▸ INSTRUCTIONS TO FOLLOW: Please restate each entry that appears below word for word, without its pictures.

▸ GIVEN RECORDS:
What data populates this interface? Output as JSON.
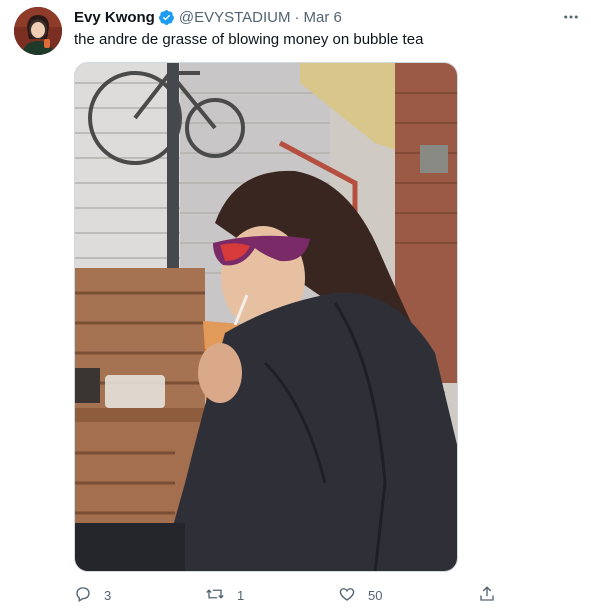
{
  "tweet": {
    "author_name": "Evy Kwong",
    "handle": "@EVYSTADIUM",
    "separator": "·",
    "date": "Mar 6",
    "text": "the andre de grasse of blowing money on bubble tea",
    "verified": true,
    "image_description": "photo"
  },
  "actions": {
    "reply_count": "3",
    "retweet_count": "1",
    "like_count": "50",
    "share_count": ""
  },
  "colors": {
    "verified_blue": "#1d9bf0",
    "secondary_text": "#536471"
  },
  "icons": [
    "verified-badge-icon",
    "more-icon",
    "reply-icon",
    "retweet-icon",
    "like-icon",
    "share-icon"
  ]
}
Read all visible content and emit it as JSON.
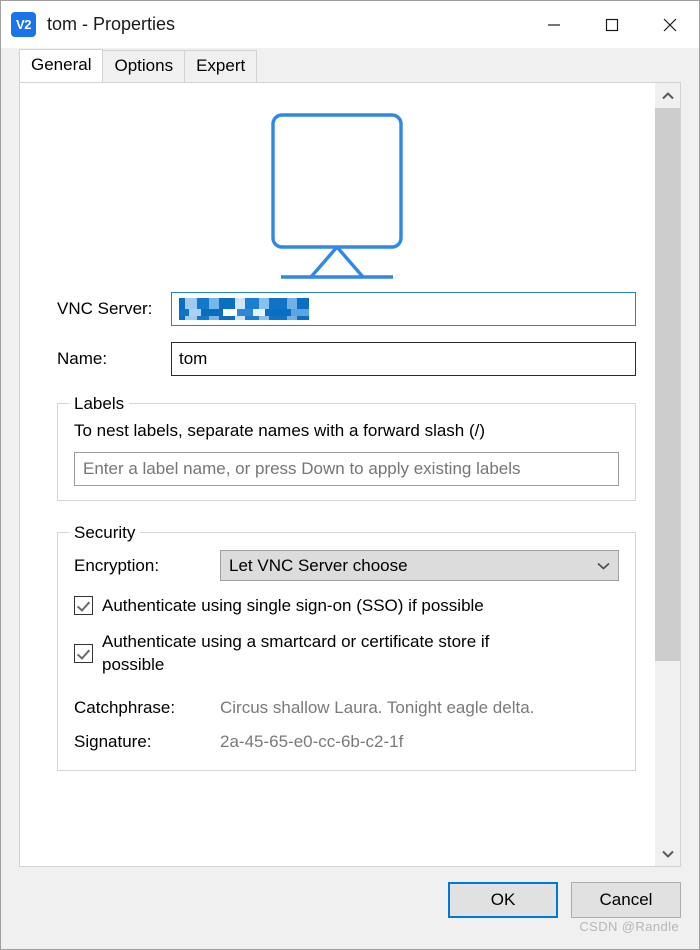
{
  "window": {
    "title": "tom - Properties",
    "app_icon": "vnc-logo-icon",
    "icon_text": "V2",
    "minimize_label": "Minimize",
    "maximize_label": "Maximize",
    "close_label": "Close"
  },
  "tabs": [
    {
      "label": "General",
      "active": true
    },
    {
      "label": "Options",
      "active": false
    },
    {
      "label": "Expert",
      "active": false
    }
  ],
  "main": {
    "monitor_icon": "desktop-monitor-icon",
    "monitor_icon_color": "#2f87e8",
    "vnc_server": {
      "label": "VNC Server:",
      "value": "",
      "redacted": true,
      "focused": true
    },
    "name": {
      "label": "Name:",
      "value": "tom"
    },
    "labels_group": {
      "title": "Labels",
      "hint": "To nest labels, separate names with a forward slash (/)",
      "input_value": "",
      "input_placeholder": "Enter a label name, or press Down to apply existing labels"
    },
    "security_group": {
      "title": "Security",
      "encryption": {
        "label": "Encryption:",
        "selected": "Let VNC Server choose",
        "chevron": "chevron-down-icon"
      },
      "checkbox_sso": {
        "label": "Authenticate using single sign-on (SSO) if possible",
        "checked": true
      },
      "checkbox_smartcard": {
        "label": "Authenticate using a smartcard or certificate store if possible",
        "checked": true
      },
      "catchphrase": {
        "label": "Catchphrase:",
        "value": "Circus shallow Laura. Tonight eagle delta."
      },
      "signature": {
        "label": "Signature:",
        "value": "2a-45-65-e0-cc-6b-c2-1f"
      }
    }
  },
  "scrollbar": {
    "up_arrow": "chevron-up-icon",
    "down_arrow": "chevron-down-icon"
  },
  "footer": {
    "ok_label": "OK",
    "cancel_label": "Cancel",
    "watermark": "CSDN @Randle"
  },
  "colors": {
    "accent": "#0078d7",
    "icon_blue": "#2f87e8",
    "muted_text": "#7a7a7a",
    "window_bg": "#f0f0f0"
  }
}
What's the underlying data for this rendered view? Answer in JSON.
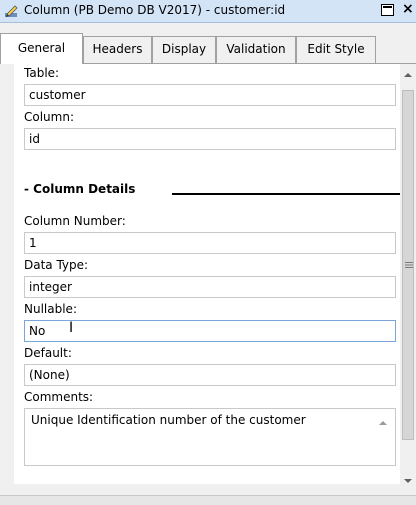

▸ RESPONSE TO THE TASK:
What data populates this interface? Output as JSON.
{
  "tweet": {
    "author_name": "Evy Kwong",
    "handle": "@EVYSTADIUM",
    "separator": "·",
    "date": "Mar 6",
    "text": "the andre de grasse of blowing money on bubble tea",
    "verified": true,
    "image_description": "photo"
  },
  "actions": {
    "reply_count": "3",
    "retweet_count": "1",
    "like_count": "50",
    "share_count": ""
  },
  "colors": {
    "verified_blue": "#1d9bf0",
    "secondary_text": "#536471"
  },
  "icons": [
    "verified-badge-icon",
    "more-icon",
    "reply-icon",
    "retweet-icon",
    "like-icon",
    "share-icon"
  ]
}
Read all visible content and emit it as JSON.
{
  "window": {
    "title": "tom - Properties",
    "app_icon": "vnc-logo-icon",
    "icon_text": "V2",
    "minimize_label": "Minimize",
    "maximize_label": "Maximize",
    "close_label": "Close"
  },
  "tabs": [
    {
      "label": "General",
      "active": true
    },
    {
      "label": "Options",
      "active": false
    },
    {
      "label": "Expert",
      "active": false
    }
  ],
  "main": {
    "monitor_icon": "desktop-monitor-icon",
    "monitor_icon_color": "#2f87e8",
    "vnc_server": {
      "label": "VNC Server:",
      "value": "",
      "redacted": true,
      "focused": true
    },
    "name": {
      "label": "Name:",
      "value": "tom"
    },
    "labels_group": {
      "title": "Labels",
      "hint": "To nest labels, separate names with a forward slash (/)",
      "input_value": "",
      "input_placeholder": "Enter a label name, or press Down to apply existing labels"
    },
    "security_group": {
      "title": "Security",
      "encryption": {
        "label": "Encryption:",
        "selected": "Let VNC Server choose",
        "chevron": "chevron-down-icon"
      },
      "checkbox_sso": {
        "label": "Authenticate using single sign-on (SSO) if possible",
        "checked": true
      },
      "checkbox_smartcard": {
        "label": "Authenticate using a smartcard or certificate store if possible",
        "checked": true
      },
      "catchphrase": {
        "label": "Catchphrase:",
        "value": "Circus shallow Laura. Tonight eagle delta."
      },
      "signature": {
        "label": "Signature:",
        "value": "2a-45-65-e0-cc-6b-c2-1f"
      }
    }
  },
  "scrollbar": {
    "up_arrow": "chevron-up-icon",
    "down_arrow": "chevron-down-icon"
  },
  "footer": {
    "ok_label": "OK",
    "cancel_label": "Cancel",
    "watermark": "CSDN @Randle"
  },
  "colors": {
    "accent": "#0078d7",
    "icon_blue": "#2f87e8",
    "muted_text": "#7a7a7a",
    "window_bg": "#f0f0f0"
  }
}
What's the underlying data for this rendered view? Answer in JSON.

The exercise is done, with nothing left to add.